What you are asked to do
A word-for-word copy of the entries below is required.

Material for this task
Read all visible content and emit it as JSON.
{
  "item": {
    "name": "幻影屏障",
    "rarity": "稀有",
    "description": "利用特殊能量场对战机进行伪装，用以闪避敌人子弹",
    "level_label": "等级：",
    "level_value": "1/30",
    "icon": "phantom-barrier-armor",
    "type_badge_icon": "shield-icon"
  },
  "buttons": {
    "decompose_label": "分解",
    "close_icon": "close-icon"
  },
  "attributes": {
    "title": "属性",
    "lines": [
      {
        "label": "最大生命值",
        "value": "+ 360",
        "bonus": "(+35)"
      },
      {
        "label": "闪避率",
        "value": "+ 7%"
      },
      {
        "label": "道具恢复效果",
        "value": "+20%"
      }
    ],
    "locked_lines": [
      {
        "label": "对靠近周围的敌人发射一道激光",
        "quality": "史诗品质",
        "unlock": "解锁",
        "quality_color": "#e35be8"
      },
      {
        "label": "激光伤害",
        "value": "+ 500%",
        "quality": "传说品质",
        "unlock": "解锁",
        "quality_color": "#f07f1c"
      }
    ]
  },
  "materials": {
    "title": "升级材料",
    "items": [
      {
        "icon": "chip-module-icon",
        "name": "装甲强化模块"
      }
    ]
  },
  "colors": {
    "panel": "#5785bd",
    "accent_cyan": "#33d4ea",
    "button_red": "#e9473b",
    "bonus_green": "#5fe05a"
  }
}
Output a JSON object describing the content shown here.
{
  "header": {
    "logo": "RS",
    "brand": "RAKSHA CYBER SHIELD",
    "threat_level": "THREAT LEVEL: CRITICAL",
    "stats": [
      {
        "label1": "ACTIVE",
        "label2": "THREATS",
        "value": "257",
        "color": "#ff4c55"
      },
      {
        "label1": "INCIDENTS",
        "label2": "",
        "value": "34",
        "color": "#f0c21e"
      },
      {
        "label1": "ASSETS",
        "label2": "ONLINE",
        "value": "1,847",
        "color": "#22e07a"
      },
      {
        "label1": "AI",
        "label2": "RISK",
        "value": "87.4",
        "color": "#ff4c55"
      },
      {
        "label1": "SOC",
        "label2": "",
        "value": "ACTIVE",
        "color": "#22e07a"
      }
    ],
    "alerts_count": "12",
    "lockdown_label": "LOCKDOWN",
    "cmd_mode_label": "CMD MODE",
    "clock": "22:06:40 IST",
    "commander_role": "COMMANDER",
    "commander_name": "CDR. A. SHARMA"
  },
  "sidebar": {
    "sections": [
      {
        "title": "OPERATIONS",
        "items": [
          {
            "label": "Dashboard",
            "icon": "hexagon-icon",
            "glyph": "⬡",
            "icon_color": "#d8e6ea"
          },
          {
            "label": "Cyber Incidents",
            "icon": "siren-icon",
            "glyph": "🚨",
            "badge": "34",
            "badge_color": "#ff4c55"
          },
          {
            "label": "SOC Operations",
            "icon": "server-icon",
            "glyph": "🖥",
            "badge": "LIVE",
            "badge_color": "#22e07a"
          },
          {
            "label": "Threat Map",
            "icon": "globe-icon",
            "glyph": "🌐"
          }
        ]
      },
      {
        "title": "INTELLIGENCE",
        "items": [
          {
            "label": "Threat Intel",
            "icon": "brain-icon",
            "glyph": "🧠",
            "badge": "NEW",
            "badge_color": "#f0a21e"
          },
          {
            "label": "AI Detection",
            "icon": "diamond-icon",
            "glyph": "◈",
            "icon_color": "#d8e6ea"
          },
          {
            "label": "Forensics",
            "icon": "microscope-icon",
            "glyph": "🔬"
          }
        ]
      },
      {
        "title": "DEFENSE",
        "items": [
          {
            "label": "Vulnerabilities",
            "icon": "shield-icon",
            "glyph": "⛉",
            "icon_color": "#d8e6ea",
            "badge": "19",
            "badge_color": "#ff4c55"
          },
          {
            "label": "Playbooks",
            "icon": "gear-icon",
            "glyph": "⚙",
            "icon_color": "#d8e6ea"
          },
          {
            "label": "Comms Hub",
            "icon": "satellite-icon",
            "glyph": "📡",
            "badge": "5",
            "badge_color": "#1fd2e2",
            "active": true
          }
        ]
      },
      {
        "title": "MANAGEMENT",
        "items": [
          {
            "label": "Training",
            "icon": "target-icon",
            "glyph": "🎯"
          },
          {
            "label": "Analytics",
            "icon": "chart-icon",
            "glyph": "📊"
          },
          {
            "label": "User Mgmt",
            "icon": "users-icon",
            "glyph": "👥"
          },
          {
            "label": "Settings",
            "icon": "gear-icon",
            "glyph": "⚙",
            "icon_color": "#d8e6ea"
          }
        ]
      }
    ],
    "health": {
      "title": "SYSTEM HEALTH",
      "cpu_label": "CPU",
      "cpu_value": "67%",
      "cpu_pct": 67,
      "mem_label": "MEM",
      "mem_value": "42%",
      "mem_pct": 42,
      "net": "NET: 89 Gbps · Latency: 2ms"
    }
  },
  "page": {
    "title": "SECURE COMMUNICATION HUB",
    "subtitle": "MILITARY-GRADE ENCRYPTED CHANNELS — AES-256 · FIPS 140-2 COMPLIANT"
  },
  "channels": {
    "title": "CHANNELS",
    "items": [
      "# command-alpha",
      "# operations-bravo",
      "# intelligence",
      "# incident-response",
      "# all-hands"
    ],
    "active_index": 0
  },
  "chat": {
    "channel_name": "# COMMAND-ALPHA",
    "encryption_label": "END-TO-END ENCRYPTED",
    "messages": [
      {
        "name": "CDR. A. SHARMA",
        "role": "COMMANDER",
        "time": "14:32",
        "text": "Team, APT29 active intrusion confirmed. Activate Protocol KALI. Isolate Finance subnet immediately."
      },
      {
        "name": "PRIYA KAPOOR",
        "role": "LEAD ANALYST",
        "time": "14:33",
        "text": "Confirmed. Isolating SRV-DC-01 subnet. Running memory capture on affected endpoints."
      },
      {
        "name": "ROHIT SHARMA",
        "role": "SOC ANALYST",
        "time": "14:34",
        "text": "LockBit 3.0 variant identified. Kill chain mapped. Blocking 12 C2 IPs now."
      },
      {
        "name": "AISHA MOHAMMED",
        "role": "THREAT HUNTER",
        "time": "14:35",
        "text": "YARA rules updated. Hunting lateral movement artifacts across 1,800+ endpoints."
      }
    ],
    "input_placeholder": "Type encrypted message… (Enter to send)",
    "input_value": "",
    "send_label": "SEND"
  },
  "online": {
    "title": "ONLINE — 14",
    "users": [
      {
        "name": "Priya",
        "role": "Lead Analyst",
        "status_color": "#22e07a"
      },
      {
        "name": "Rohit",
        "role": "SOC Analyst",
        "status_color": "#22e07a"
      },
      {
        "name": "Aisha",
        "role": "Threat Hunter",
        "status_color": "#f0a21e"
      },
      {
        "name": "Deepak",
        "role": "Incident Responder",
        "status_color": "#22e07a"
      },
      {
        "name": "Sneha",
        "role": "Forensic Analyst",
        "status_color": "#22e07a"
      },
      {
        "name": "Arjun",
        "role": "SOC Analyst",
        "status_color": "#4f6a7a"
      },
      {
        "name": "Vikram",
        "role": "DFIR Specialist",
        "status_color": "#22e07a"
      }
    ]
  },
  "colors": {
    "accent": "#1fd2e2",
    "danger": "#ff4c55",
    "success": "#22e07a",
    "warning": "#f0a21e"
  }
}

Result for this exercise
Read all visible content and emit it as JSON.
{
  "item": {
    "name": "幻影屏障",
    "rarity": "稀有",
    "description": "利用特殊能量场对战机进行伪装，用以闪避敌人子弹",
    "level_label": "等级：",
    "level_value": "1/30",
    "icon": "phantom-barrier-armor",
    "type_badge_icon": "shield-icon"
  },
  "buttons": {
    "decompose_label": "分解",
    "close_icon": "close-icon"
  },
  "attributes": {
    "title": "属性",
    "lines": [
      {
        "label": "最大生命值",
        "value": "+ 360",
        "bonus": "(+35)"
      },
      {
        "label": "闪避率",
        "value": "+ 7%"
      },
      {
        "label": "道具恢复效果",
        "value": "+20%"
      }
    ],
    "locked_lines": [
      {
        "label": "对靠近周围的敌人发射一道激光",
        "quality": "史诗品质",
        "unlock": "解锁",
        "quality_color": "#e35be8"
      },
      {
        "label": "激光伤害",
        "value": "+ 500%",
        "quality": "传说品质",
        "unlock": "解锁",
        "quality_color": "#f07f1c"
      }
    ]
  },
  "materials": {
    "title": "升级材料",
    "items": [
      {
        "icon": "chip-module-icon",
        "name": "装甲强化模块"
      }
    ]
  },
  "colors": {
    "panel": "#5785bd",
    "accent_cyan": "#33d4ea",
    "button_red": "#e9473b",
    "bonus_green": "#5fe05a"
  }
}
Output a JSON object describing the content shown here.
{
  "header": {
    "logo": "RS",
    "brand": "RAKSHA CYBER SHIELD",
    "threat_level": "THREAT LEVEL: CRITICAL",
    "stats": [
      {
        "label1": "ACTIVE",
        "label2": "THREATS",
        "value": "257",
        "color": "#ff4c55"
      },
      {
        "label1": "INCIDENTS",
        "label2": "",
        "value": "34",
        "color": "#f0c21e"
      },
      {
        "label1": "ASSETS",
        "label2": "ONLINE",
        "value": "1,847",
        "color": "#22e07a"
      },
      {
        "label1": "AI",
        "label2": "RISK",
        "value": "87.4",
        "color": "#ff4c55"
      },
      {
        "label1": "SOC",
        "label2": "",
        "value": "ACTIVE",
        "color": "#22e07a"
      }
    ],
    "alerts_count": "12",
    "lockdown_label": "LOCKDOWN",
    "cmd_mode_label": "CMD MODE",
    "clock": "22:06:40 IST",
    "commander_role": "COMMANDER",
    "commander_name": "CDR. A. SHARMA"
  },
  "sidebar": {
    "sections": [
      {
        "title": "OPERATIONS",
        "items": [
          {
            "label": "Dashboard",
            "icon": "hexagon-icon",
            "glyph": "⬡",
            "icon_color": "#d8e6ea"
          },
          {
            "label": "Cyber Incidents",
            "icon": "siren-icon",
            "glyph": "🚨",
            "badge": "34",
            "badge_color": "#ff4c55"
          },
          {
            "label": "SOC Operations",
            "icon": "server-icon",
            "glyph": "🖥",
            "badge": "LIVE",
            "badge_color": "#22e07a"
          },
          {
            "label": "Threat Map",
            "icon": "globe-icon",
            "glyph": "🌐"
          }
        ]
      },
      {
        "title": "INTELLIGENCE",
        "items": [
          {
            "label": "Threat Intel",
            "icon": "brain-icon",
            "glyph": "🧠",
            "badge": "NEW",
            "badge_color": "#f0a21e"
          },
          {
            "label": "AI Detection",
            "icon": "diamond-icon",
            "glyph": "◈",
            "icon_color": "#d8e6ea"
          },
          {
            "label": "Forensics",
            "icon": "microscope-icon",
            "glyph": "🔬"
          }
        ]
      },
      {
        "title": "DEFENSE",
        "items": [
          {
            "label": "Vulnerabilities",
            "icon": "shield-icon",
            "glyph": "⛉",
            "icon_color": "#d8e6ea",
            "badge": "19",
            "badge_color": "#ff4c55"
          },
          {
            "label": "Playbooks",
            "icon": "gear-icon",
            "glyph": "⚙",
            "icon_color": "#d8e6ea"
          },
          {
            "label": "Comms Hub",
            "icon": "satellite-icon",
            "glyph": "📡",
            "badge": "5",
            "badge_color": "#1fd2e2",
            "active": true
          }
        ]
      },
      {
        "title": "MANAGEMENT",
        "items": [
          {
            "label": "Training",
            "icon": "target-icon",
            "glyph": "🎯"
          },
          {
            "label": "Analytics",
            "icon": "chart-icon",
            "glyph": "📊"
          },
          {
            "label": "User Mgmt",
            "icon": "users-icon",
            "glyph": "👥"
          },
          {
            "label": "Settings",
            "icon": "gear-icon",
            "glyph": "⚙",
            "icon_color": "#d8e6ea"
          }
        ]
      }
    ],
    "health": {
      "title": "SYSTEM HEALTH",
      "cpu_label": "CPU",
      "cpu_value": "67%",
      "cpu_pct": 67,
      "mem_label": "MEM",
      "mem_value": "42%",
      "mem_pct": 42,
      "net": "NET: 89 Gbps · Latency: 2ms"
    }
  },
  "page": {
    "title": "SECURE COMMUNICATION HUB",
    "subtitle": "MILITARY-GRADE ENCRYPTED CHANNELS — AES-256 · FIPS 140-2 COMPLIANT"
  },
  "channels": {
    "title": "CHANNELS",
    "items": [
      "# command-alpha",
      "# operations-bravo",
      "# intelligence",
      "# incident-response",
      "# all-hands"
    ],
    "active_index": 0
  },
  "chat": {
    "channel_name": "# COMMAND-ALPHA",
    "encryption_label": "END-TO-END ENCRYPTED",
    "messages": [
      {
        "name": "CDR. A. SHARMA",
        "role": "COMMANDER",
        "time": "14:32",
        "text": "Team, APT29 active intrusion confirmed. Activate Protocol KALI. Isolate Finance subnet immediately."
      },
      {
        "name": "PRIYA KAPOOR",
        "role": "LEAD ANALYST",
        "time": "14:33",
        "text": "Confirmed. Isolating SRV-DC-01 subnet. Running memory capture on affected endpoints."
      },
      {
        "name": "ROHIT SHARMA",
        "role": "SOC ANALYST",
        "time": "14:34",
        "text": "LockBit 3.0 variant identified. Kill chain mapped. Blocking 12 C2 IPs now."
      },
      {
        "name": "AISHA MOHAMMED",
        "role": "THREAT HUNTER",
        "time": "14:35",
        "text": "YARA rules updated. Hunting lateral movement artifacts across 1,800+ endpoints."
      }
    ],
    "input_placeholder": "Type encrypted message… (Enter to send)",
    "input_value": "",
    "send_label": "SEND"
  },
  "online": {
    "title": "ONLINE — 14",
    "users": [
      {
        "name": "Priya",
        "role": "Lead Analyst",
        "status_color": "#22e07a"
      },
      {
        "name": "Rohit",
        "role": "SOC Analyst",
        "status_color": "#22e07a"
      },
      {
        "name": "Aisha",
        "role": "Threat Hunter",
        "status_color": "#f0a21e"
      },
      {
        "name": "Deepak",
        "role": "Incident Responder",
        "status_color": "#22e07a"
      },
      {
        "name": "Sneha",
        "role": "Forensic Analyst",
        "status_color": "#22e07a"
      },
      {
        "name": "Arjun",
        "role": "SOC Analyst",
        "status_color": "#4f6a7a"
      },
      {
        "name": "Vikram",
        "role": "DFIR Specialist",
        "status_color": "#22e07a"
      }
    ]
  },
  "colors": {
    "accent": "#1fd2e2",
    "danger": "#ff4c55",
    "success": "#22e07a",
    "warning": "#f0a21e"
  }
}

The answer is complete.